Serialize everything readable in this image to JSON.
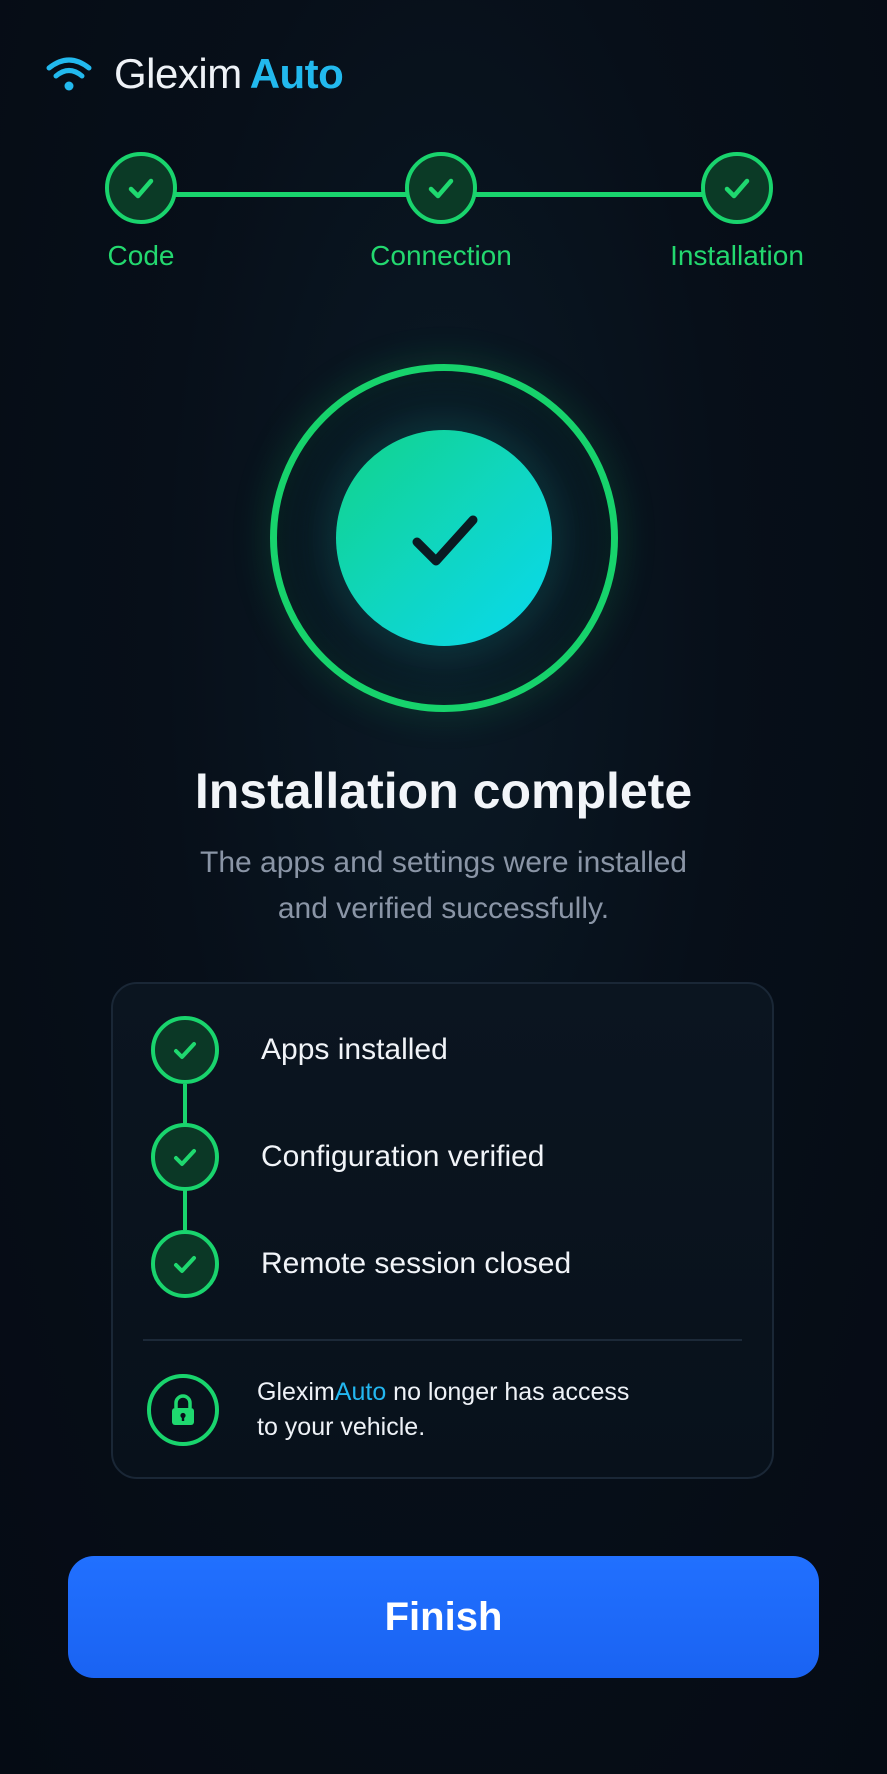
{
  "header": {
    "brand_primary": "Glexim",
    "brand_accent": "Auto",
    "icon": "wifi-icon"
  },
  "stepper": {
    "steps": [
      {
        "label": "Code",
        "status": "complete"
      },
      {
        "label": "Connection",
        "status": "complete"
      },
      {
        "label": "Installation",
        "status": "complete"
      }
    ]
  },
  "hero": {
    "icon": "check-icon"
  },
  "main": {
    "title": "Installation complete",
    "subtitle_line1": "The apps and settings were installed",
    "subtitle_line2": "and verified successfully."
  },
  "checklist": {
    "items": [
      {
        "label": "Apps installed",
        "status": "complete"
      },
      {
        "label": "Configuration verified",
        "status": "complete"
      },
      {
        "label": "Remote session closed",
        "status": "complete"
      }
    ]
  },
  "notice": {
    "brand_primary": "Glexim",
    "brand_accent": "Auto",
    "text_line1": " no longer has access",
    "text_line2": "to your vehicle.",
    "icon": "lock-icon"
  },
  "actions": {
    "finish_label": "Finish"
  },
  "colors": {
    "background": "#060d17",
    "success_green": "#19d46d",
    "brand_blue": "#22b9ee",
    "primary_button": "#1f6bfb",
    "text_primary": "#f2f5f9",
    "text_muted": "#8a95a6"
  }
}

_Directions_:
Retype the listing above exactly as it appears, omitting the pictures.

_Exercise solution_:
Serialize everything readable in this image to JSON.
{
  "header": {
    "brand_primary": "Glexim",
    "brand_accent": "Auto",
    "icon": "wifi-icon"
  },
  "stepper": {
    "steps": [
      {
        "label": "Code",
        "status": "complete"
      },
      {
        "label": "Connection",
        "status": "complete"
      },
      {
        "label": "Installation",
        "status": "complete"
      }
    ]
  },
  "hero": {
    "icon": "check-icon"
  },
  "main": {
    "title": "Installation complete",
    "subtitle_line1": "The apps and settings were installed",
    "subtitle_line2": "and verified successfully."
  },
  "checklist": {
    "items": [
      {
        "label": "Apps installed",
        "status": "complete"
      },
      {
        "label": "Configuration verified",
        "status": "complete"
      },
      {
        "label": "Remote session closed",
        "status": "complete"
      }
    ]
  },
  "notice": {
    "brand_primary": "Glexim",
    "brand_accent": "Auto",
    "text_line1": " no longer has access",
    "text_line2": "to your vehicle.",
    "icon": "lock-icon"
  },
  "actions": {
    "finish_label": "Finish"
  },
  "colors": {
    "background": "#060d17",
    "success_green": "#19d46d",
    "brand_blue": "#22b9ee",
    "primary_button": "#1f6bfb",
    "text_primary": "#f2f5f9",
    "text_muted": "#8a95a6"
  }
}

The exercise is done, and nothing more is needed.